▸ BRIEF:
Each line of the entries that mentions the string "Emitter" needs to be reported.

▸ SUPPLIED MATERIAL:
┏━━

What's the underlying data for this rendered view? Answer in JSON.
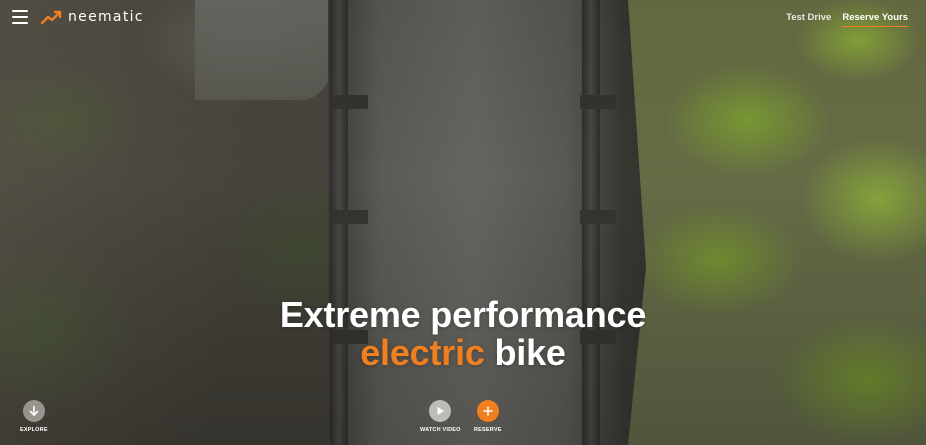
{
  "brand": {
    "name": "neematic",
    "accent_color": "#f07f1f",
    "logo_icon": "chart-zigzag-logo-icon"
  },
  "header": {
    "menu_icon": "hamburger-menu-icon",
    "nav": [
      {
        "label": "Test Drive",
        "active": false
      },
      {
        "label": "Reserve Yours",
        "active": true
      }
    ]
  },
  "hero": {
    "headline_line1": "Extreme performance",
    "headline_accent": "electric",
    "headline_rest": " bike",
    "background": "aerial photo of wooden bridge with mossy bank"
  },
  "controls": {
    "explore": {
      "label": "EXPLORE",
      "icon": "arrow-down-icon"
    },
    "watch_video": {
      "label": "WATCH VIDEO",
      "icon": "play-icon"
    },
    "reserve": {
      "label": "RESERVE",
      "icon": "plus-icon"
    }
  }
}
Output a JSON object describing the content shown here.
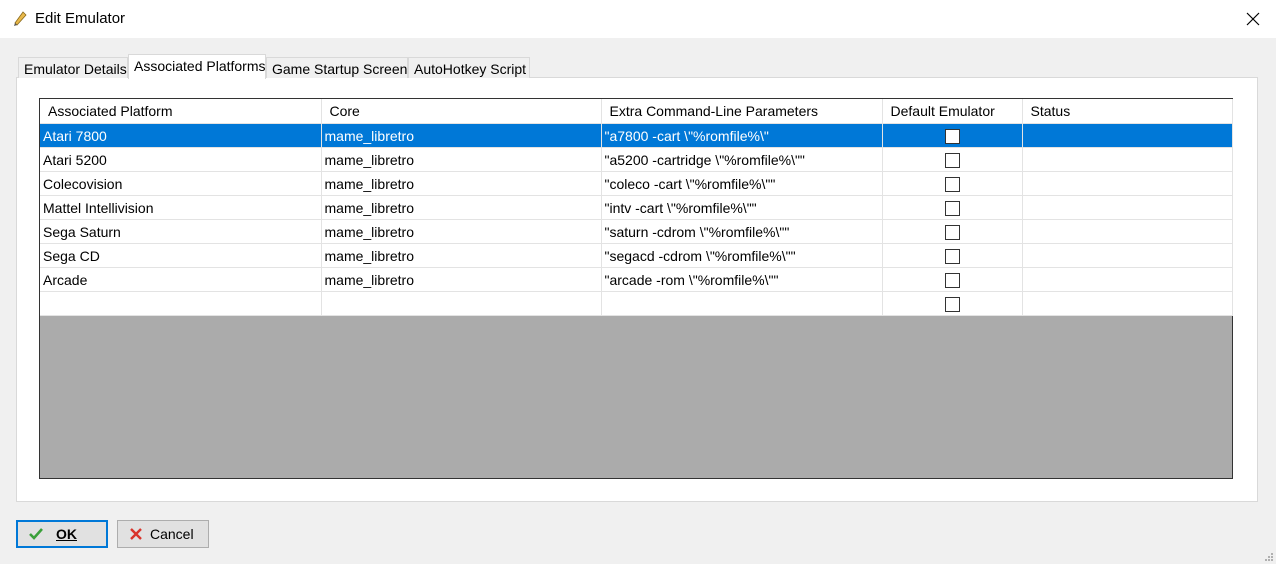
{
  "window": {
    "title": "Edit Emulator"
  },
  "tabs": [
    {
      "label": "Emulator Details",
      "active": false
    },
    {
      "label": "Associated Platforms",
      "active": true
    },
    {
      "label": "Game Startup Screen",
      "active": false
    },
    {
      "label": "AutoHotkey Script",
      "active": false
    }
  ],
  "grid": {
    "columns": [
      "Associated Platform",
      "Core",
      "Extra Command-Line Parameters",
      "Default Emulator",
      "Status"
    ],
    "rows": [
      {
        "platform": "Atari 7800",
        "core": "mame_libretro",
        "params": "\"a7800 -cart \\\"%romfile%\\\"",
        "default": false,
        "status": "",
        "selected": true
      },
      {
        "platform": "Atari 5200",
        "core": "mame_libretro",
        "params": "\"a5200 -cartridge \\\"%romfile%\\\"\"",
        "default": false,
        "status": ""
      },
      {
        "platform": "Colecovision",
        "core": "mame_libretro",
        "params": "\"coleco -cart \\\"%romfile%\\\"\"",
        "default": false,
        "status": ""
      },
      {
        "platform": "Mattel Intellivision",
        "core": "mame_libretro",
        "params": "\"intv -cart \\\"%romfile%\\\"\"",
        "default": false,
        "status": ""
      },
      {
        "platform": "Sega Saturn",
        "core": "mame_libretro",
        "params": "\"saturn -cdrom \\\"%romfile%\\\"\"",
        "default": false,
        "status": ""
      },
      {
        "platform": "Sega CD",
        "core": "mame_libretro",
        "params": "\"segacd -cdrom \\\"%romfile%\\\"\"",
        "default": false,
        "status": ""
      },
      {
        "platform": "Arcade",
        "core": "mame_libretro",
        "params": "\"arcade -rom \\\"%romfile%\\\"\"",
        "default": false,
        "status": ""
      },
      {
        "platform": "",
        "core": "",
        "params": "",
        "default": false,
        "status": ""
      }
    ]
  },
  "buttons": {
    "ok_label": "OK",
    "cancel_label": "Cancel"
  },
  "colors": {
    "selection": "#0078d7",
    "grid_empty": "#ababab"
  }
}
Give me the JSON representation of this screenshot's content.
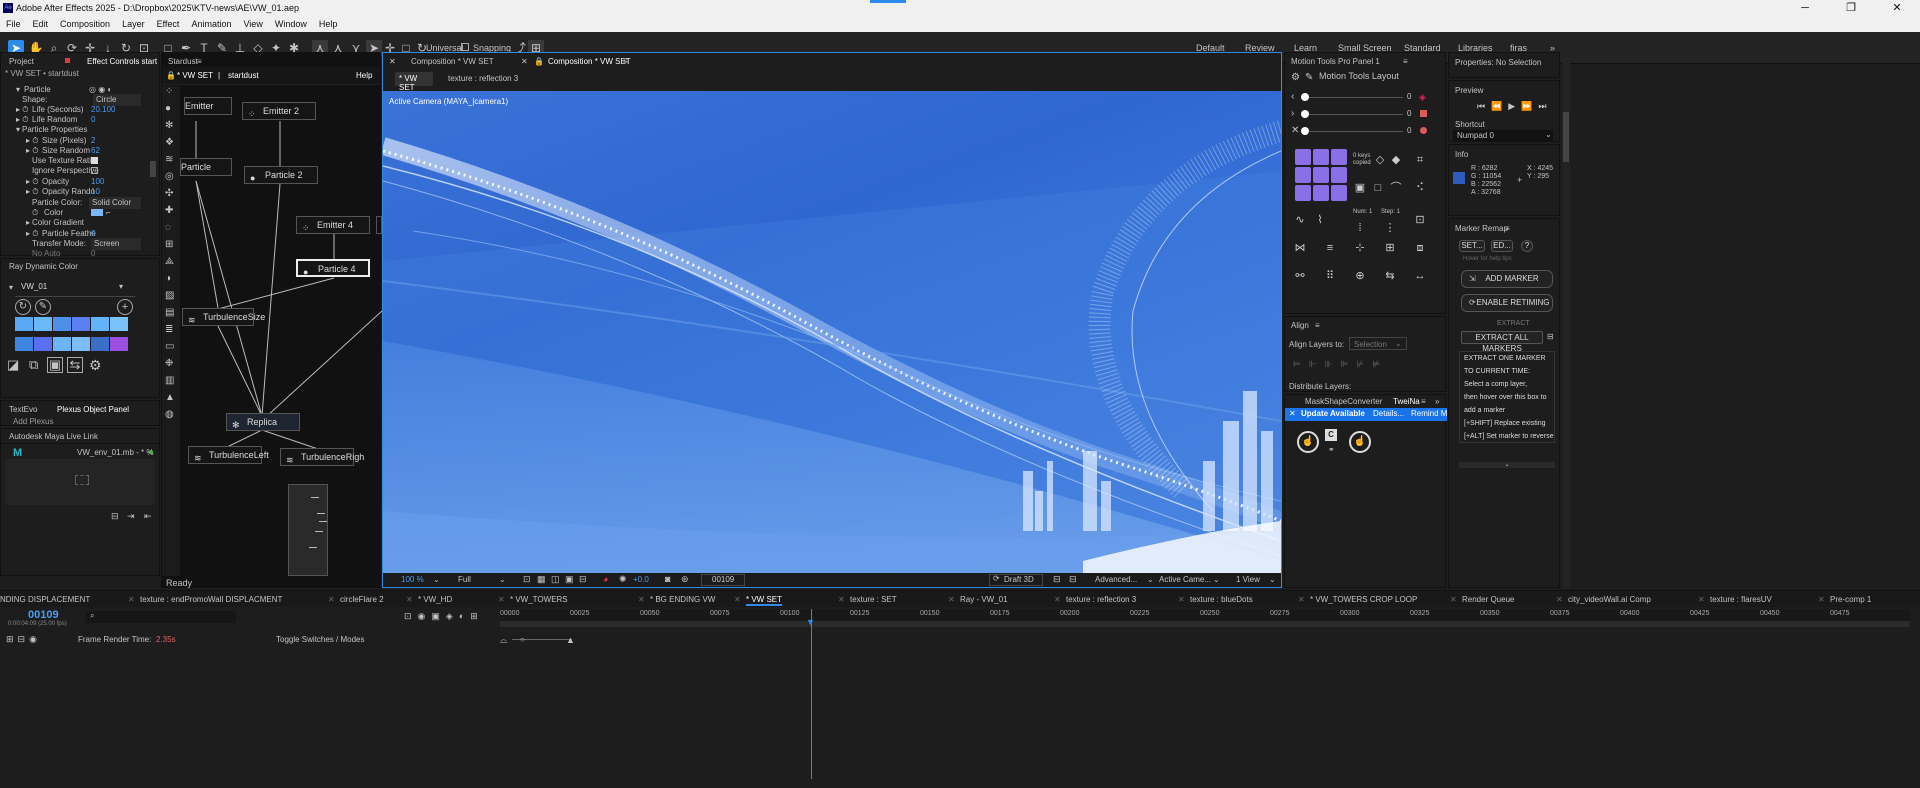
{
  "app": {
    "title": "Adobe After Effects 2025 - D:\\Dropbox\\2025\\KTV-news\\AE\\VW_01.aep",
    "window_buttons": [
      "─",
      "❐",
      "✕"
    ]
  },
  "menu": [
    "File",
    "Edit",
    "Composition",
    "Layer",
    "Effect",
    "Animation",
    "View",
    "Window",
    "Help"
  ],
  "toolbar": {
    "universal_label": "Universal",
    "snapping_label": "Snapping",
    "workspaces": [
      "Default",
      "Review",
      "Learn",
      "Small Screen",
      "Standard",
      "Libraries",
      "firas"
    ]
  },
  "project_panel": {
    "tab_project": "Project",
    "tab_effect_controls": "Effect Controls start",
    "layer_path": "* VW SET • startdust",
    "properties": [
      {
        "label": "Particle",
        "value": ""
      },
      {
        "label": "Shape:",
        "value": "Circle"
      },
      {
        "label": "Life (Seconds)",
        "value": "20.100"
      },
      {
        "label": "Life Random",
        "value": "0"
      },
      {
        "label": "Particle Properties",
        "value": ""
      },
      {
        "label": "Size (Pixels)",
        "value": "2"
      },
      {
        "label": "Size Random",
        "value": "62"
      },
      {
        "label": "Use Texture Ratio",
        "value": ""
      },
      {
        "label": "Ignore Perspective",
        "value": ""
      },
      {
        "label": "Opacity",
        "value": "100"
      },
      {
        "label": "Opacity Rando",
        "value": "10"
      },
      {
        "label": "Particle Color:",
        "value": "Solid Color"
      },
      {
        "label": "Color",
        "value": ""
      },
      {
        "label": "Color Gradient",
        "value": ""
      },
      {
        "label": "Particle Feathe",
        "value": "0"
      },
      {
        "label": "Transfer Mode:",
        "value": "Screen"
      },
      {
        "label": "No Auto",
        "value": "0"
      }
    ]
  },
  "ray_dynamic": {
    "title": "Ray Dynamic Color",
    "palette_name": "VW_01",
    "swatches": [
      "#5aa8f5",
      "#6ab8f7",
      "#4e8fea",
      "#5b7ff0",
      "#63b3f8",
      "#7ac2f9",
      "#3f86e3",
      "#5a6ff0",
      "#6cb5fa",
      "#7bbdfc",
      "#3b6ec8",
      "#9a4fe0"
    ]
  },
  "plexus": {
    "tab_textevo": "TextEvo",
    "tab_plexus": "Plexus Object Panel",
    "add_plexus": "Add Plexus"
  },
  "maya": {
    "title": "Autodesk Maya Live Link",
    "file": "VW_env_01.mb - * %"
  },
  "stardust": {
    "tab": "Stardust",
    "comp_name": "* VW SET",
    "layer": "startdust",
    "help": "Help",
    "status": "Ready",
    "nodes": {
      "emitter1": "Emitter",
      "emitter2": "Emitter 2",
      "particle1": "Particle",
      "particle2": "Particle 2",
      "emitter4": "Emitter 4",
      "particle4": "Particle 4",
      "turbsize": "TurbulenceSize",
      "replica": "Replica",
      "turbleft": "TurbulenceLeft",
      "turbright": "TurbulenceRigh"
    }
  },
  "composition": {
    "tab1": "Composition * VW SET",
    "tab2": "Composition * VW SET",
    "crumb_active": "* VW SET",
    "crumb_2": "texture : reflection 3",
    "camera_label": "Active Camera (MAYA_|camera1)",
    "zoom": "100 %",
    "resolution": "Full",
    "exposure": "+0.0",
    "timecode": "00109",
    "renderer": "Draft 3D",
    "advanced": "Advanced...",
    "camera": "Active Came...",
    "views": "1 View"
  },
  "motion_tools": {
    "title": "Motion Tools Pro Panel 1",
    "layout_label": "Motion Tools Layout",
    "slider_values": [
      "0",
      "0",
      "0"
    ],
    "keys_copied": "0 keys copied",
    "num_label": "Num: 1",
    "step_label": "Step: 1"
  },
  "align": {
    "title": "Align",
    "align_layers_to": "Align Layers to:",
    "selection": "Selection",
    "distribute": "Distribute Layers:"
  },
  "mask_converter": {
    "tab1": "MaskShapeConverter",
    "tab2": "TweiNa",
    "update": "Update Available",
    "details": "Details...",
    "remind": "Remind Me"
  },
  "properties_panel": {
    "title": "Properties: No Selection"
  },
  "preview": {
    "title": "Preview",
    "shortcut_label": "Shortcut",
    "shortcut_value": "Numpad 0"
  },
  "info": {
    "title": "Info",
    "r": "R : 6282",
    "g": "G : 11054",
    "b": "B : 22562",
    "a": "A : 32768",
    "x": "X : 4245",
    "y": "Y : 295",
    "swatch_color": "#2f5bbd"
  },
  "marker_remap": {
    "title": "Marker Remap",
    "set": "SET...",
    "ed": "ED...",
    "hint": "Hover for help tips",
    "add_marker": "ADD MARKER",
    "enable_retiming": "ENABLE RETIMING",
    "extract": "EXTRACT",
    "extract_all": "EXTRACT ALL MARKERS",
    "info_lines": [
      "EXTRACT ONE MARKER",
      "TO CURRENT TIME:",
      "Select a comp layer,",
      "then hover over this box to",
      "add a marker",
      "[+SHIFT] Replace existing",
      "[+ALT] Set marker to reverse"
    ]
  },
  "timeline": {
    "tabs": [
      "NDING DISPLACEMENT",
      "texture : endPromoWall DISPLACMENT",
      "circleFlare 2",
      "* VW_HD",
      "* VW_TOWERS",
      "* BG ENDING VW",
      "* VW SET",
      "texture : SET",
      "Ray - VW_01",
      "texture : reflection 3",
      "texture : blueDots",
      "* VW_TOWERS CROP LOOP",
      "Render Queue",
      "city_videoWall.ai Comp",
      "texture : flaresUV",
      "Pre-comp 1"
    ],
    "active_tab": "* VW SET",
    "current_frame": "00109",
    "sub_time": "0:00:04:09 (25.00 fps)",
    "ruler": [
      "00000",
      "00025",
      "00050",
      "00075",
      "00100",
      "00125",
      "00150",
      "00175",
      "00200",
      "00225",
      "00250",
      "00275",
      "00300",
      "00325",
      "00350",
      "00375",
      "00400",
      "00425",
      "00450",
      "00475"
    ],
    "frame_render_label": "Frame Render Time:",
    "frame_render_value": "2.35s",
    "toggle": "Toggle Switches / Modes"
  },
  "colors": {
    "accent": "#2d8ceb",
    "purple": "#8a6fe6",
    "viewer_bg": "#2f67d0"
  }
}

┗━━

▸ SOLUTION TO THIS TASK:
      "emitter1": "Emitter",
      "emitter2": "Emitter 2",
      "emitter4": "Emitter 4",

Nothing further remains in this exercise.